Mark Graban recently posted a piece taken from Tom Peters’ new book The Little Big Things: 163 Ways to Pursue EXCELLENCE about the need for Radicals in healthcare. Peters is spot on! But are they welcome? Continue reading
We’re well into the NCAA’s March Madness and according to the outplacement firm Challenger Gray & Christmas, the first week of this year’s tournament will cost firms $1.8 BILLION in “unproductive wages.” Really? Call me a non-believer, but I don’t buy it. CEO John Challenger refutes my disbelief by saying, “Those who insist there will be no impact are kidding themselves. It might be a slight drop in output or it could be slow Internet connections as bandwidth is sapped by employees watching streaming feeds of the games.”
I have not looked at the details of the study, for instance to see if they factored in the increases in productivity at the local watering holes, and I’m not saying there is no impact, but to make such a claim is akin to fear mongering. Do we really think that companies lost $1.8 billion in revenue last weekend solely due to the NCAA tournament? This is where the great myth of productivity cost savings lies. Continue reading
The other day I came across a post on LinkedIn that stated, “Lean Crushing Six Sigma as the New Dominant Force in Corporate Continuous Improvement.” It pointed to a survey done by the Avery Point Group which found that Lean talent demand was outpacing Six Sigma talent demand. I was also enlightened about the animosity that appears to exist between the systems thinking advocates of John Seddon and the lean advocates of the Lean Enterprise Institute.

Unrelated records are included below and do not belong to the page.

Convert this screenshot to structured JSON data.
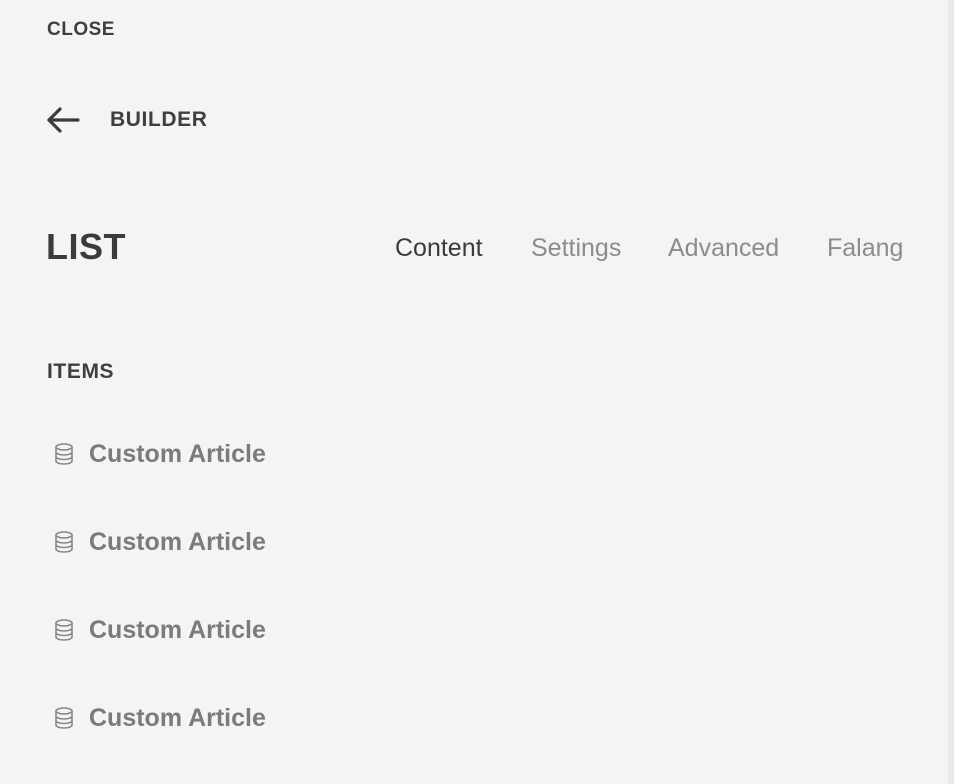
{
  "header": {
    "close_label": "CLOSE",
    "back_label": "BUILDER",
    "back_icon": "arrow-left-icon"
  },
  "element": {
    "title": "LIST"
  },
  "tabs": [
    {
      "label": "Content",
      "active": true
    },
    {
      "label": "Settings",
      "active": false
    },
    {
      "label": "Advanced",
      "active": false
    },
    {
      "label": "Falang",
      "active": false
    }
  ],
  "items_section": {
    "heading": "ITEMS",
    "item_icon": "database-icon",
    "items": [
      {
        "label": "Custom Article"
      },
      {
        "label": "Custom Article"
      },
      {
        "label": "Custom Article"
      },
      {
        "label": "Custom Article"
      }
    ]
  },
  "colors": {
    "background": "#f4f4f4",
    "text_dark": "#3b3b3b",
    "text_muted": "#8c8c8c",
    "item_text": "#7b7b7b"
  }
}
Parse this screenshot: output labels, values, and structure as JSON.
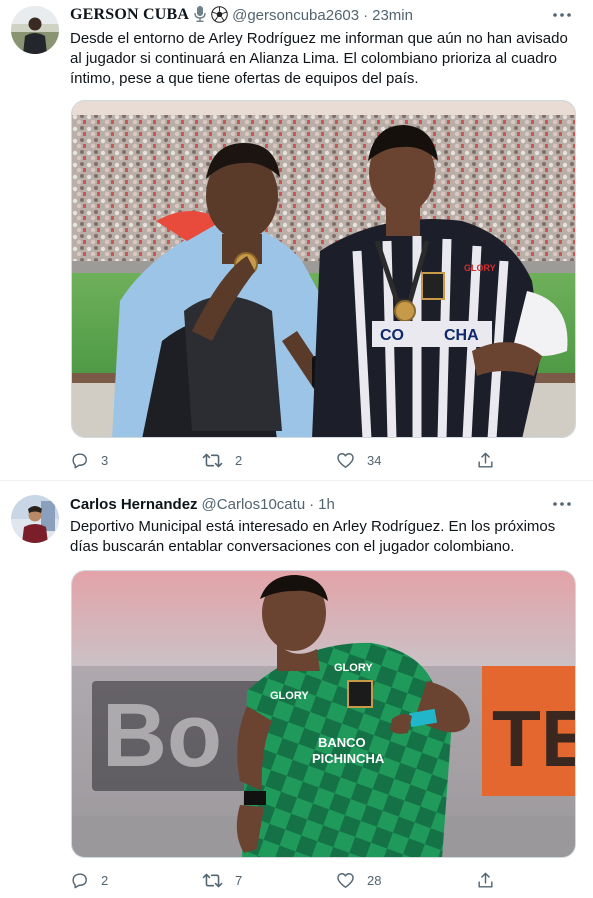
{
  "tweets": [
    {
      "author": {
        "name": "GERSON CUBA",
        "handle": "@gersoncuba2603",
        "badges": [
          "microphone-icon",
          "soccer-ball-icon"
        ]
      },
      "separator": "·",
      "time": "23min",
      "text_lines": [
        "Desde el entorno de Arley Rodríguez me informan que aún no han avisado",
        "al jugador si continuará en Alianza Lima. El colombiano prioriza al cuadro",
        "íntimo, pese a que tiene ofertas de equipos del país."
      ],
      "media": {
        "kit_text": [
          "GLORY",
          "CO",
          "CHA"
        ]
      },
      "stats": {
        "replies": "3",
        "retweets": "2",
        "likes": "34"
      }
    },
    {
      "author": {
        "name": "Carlos Hernandez",
        "handle": "@Carlos10catu"
      },
      "separator": "·",
      "time": "1h",
      "text_lines": [
        "Deportivo Municipal está interesado en Arley Rodríguez. En los próximos",
        "días buscarán entablar conversaciones con el jugador colombiano."
      ],
      "media": {
        "kit_text": [
          "GLORY",
          "GLORY",
          "BANCO",
          "PICHINCHA"
        ],
        "background_text": "Bo",
        "background_text_2": "TE"
      },
      "stats": {
        "replies": "2",
        "retweets": "7",
        "likes": "28"
      }
    }
  ],
  "colors": {
    "text": "#0f1419",
    "secondary": "#536471",
    "border": "#cfd9de",
    "divider": "#eff3f4"
  }
}
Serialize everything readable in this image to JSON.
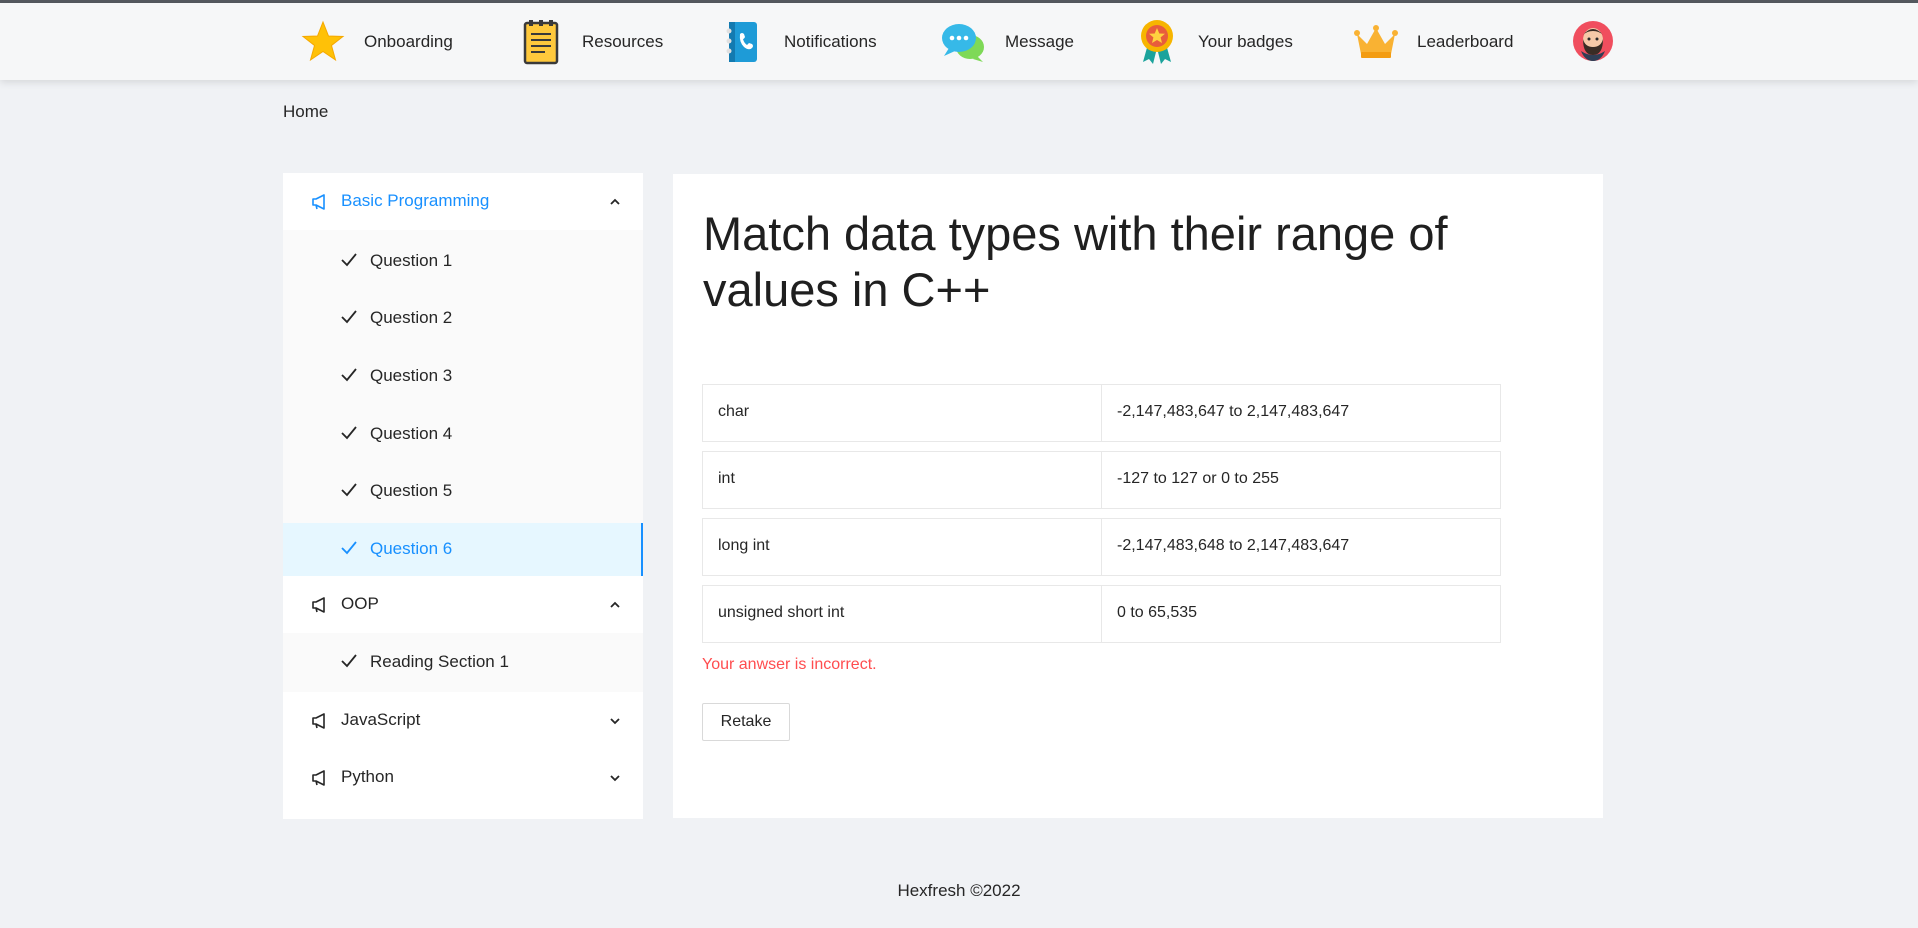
{
  "nav": {
    "items": [
      {
        "label": "Onboarding",
        "icon": "star-icon"
      },
      {
        "label": "Resources",
        "icon": "document-icon"
      },
      {
        "label": "Notifications",
        "icon": "phone-book-icon"
      },
      {
        "label": "Message",
        "icon": "chat-bubbles-icon"
      },
      {
        "label": "Your badges",
        "icon": "medal-icon"
      },
      {
        "label": "Leaderboard",
        "icon": "crown-icon"
      }
    ],
    "avatar_icon": "user-avatar-icon"
  },
  "breadcrumb": {
    "home": "Home"
  },
  "sidebar": {
    "sections": [
      {
        "label": "Basic Programming",
        "expanded": true,
        "active": true,
        "items": [
          "Question 1",
          "Question 2",
          "Question 3",
          "Question 4",
          "Question 5",
          "Question 6"
        ],
        "active_item": "Question 6"
      },
      {
        "label": "OOP",
        "expanded": true,
        "items": [
          "Reading Section 1"
        ]
      },
      {
        "label": "JavaScript",
        "expanded": false
      },
      {
        "label": "Python",
        "expanded": false
      }
    ]
  },
  "question": {
    "title": "Match data types with their range of values in C++",
    "pairs": [
      {
        "type": "char",
        "range": "-2,147,483,647 to 2,147,483,647"
      },
      {
        "type": "int",
        "range": "-127 to 127 or 0 to 255"
      },
      {
        "type": "long int",
        "range": "-2,147,483,648 to 2,147,483,647"
      },
      {
        "type": "unsigned short int",
        "range": "0 to 65,535"
      }
    ],
    "result_text": "Your anwser is incorrect.",
    "retake_label": "Retake"
  },
  "footer": {
    "text": "Hexfresh ©2022"
  },
  "colors": {
    "accent": "#1890ff",
    "error": "#ff4d4f",
    "background": "#f0f2f5"
  }
}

All of this has me thinking – when did we start the competition about which improvement methodology is the best? Why do we want to waste our time arguing over which methodology is the best (sometimes to an all too personal level)? Isn’t the purpose of these approaches to establish an on-going system of Continuous Improvement? Whether it’s Lean, Six Sigma, Systems Thinking, Theory of Constraints, or something else – if the organization can establish a continuous improvement mindset, does the methodology used really matter? Continue reading